Difficult though it was to find room for dessert, the levant milk pudding (like a panda cotta) with raspberries, rosewater treacle and pistachios was delicate and light, while the flourless valrhona chocolate mousse cake, served with candied orange peel and creme fraiche, was the finishing touch that slipped me into a food coma on the journey home. Perfection.
With such a spectacular cocktail menu, it would have been rude not to try a few. My points go to When Basil Met Ginger, a fusion of ginger and lemongrass infused gin with basil leaves and tonic water. An Affair With Sharon (sharon fruit jam and prosecco) and The Strickland Rose - gin, lemon juice, raspberries, egg white, rosewater and creme de framboise - may have somehow also found their way to our table… and to be quite frank, I would order any one of them (multiple times) again and again!
Throughout our meal the staff were knowledgeable, chatty and friendly to us newbies of Middle Eastern cuisine, with Limor even coming out to chat at one point and explain how her giant couscous - chik chak - was inspired by the way her Grandma in Tel Aviv used to make it.
If you’re after a delicious, nutritious, casual, cosy supper, Strut & Cluck needs to be on your radar. With starters and sides from £3-4 and mains from £8, it’s the perfect pit stop on your way home.
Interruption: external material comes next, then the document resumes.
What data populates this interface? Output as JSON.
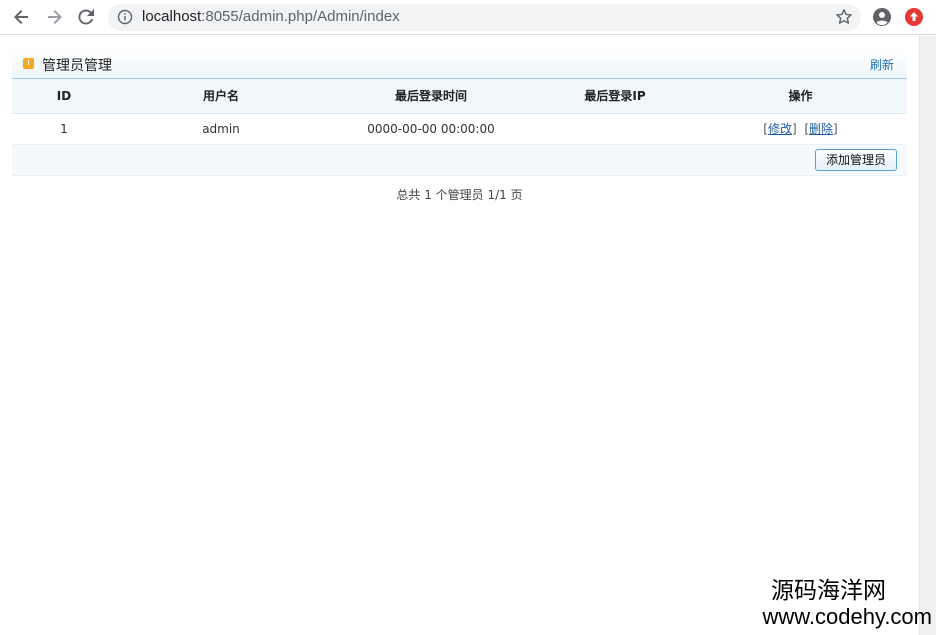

Restaurants, Bars and food/drink pop ups and reviews
There's nothing more delicious in life than indulging in a sensational meal.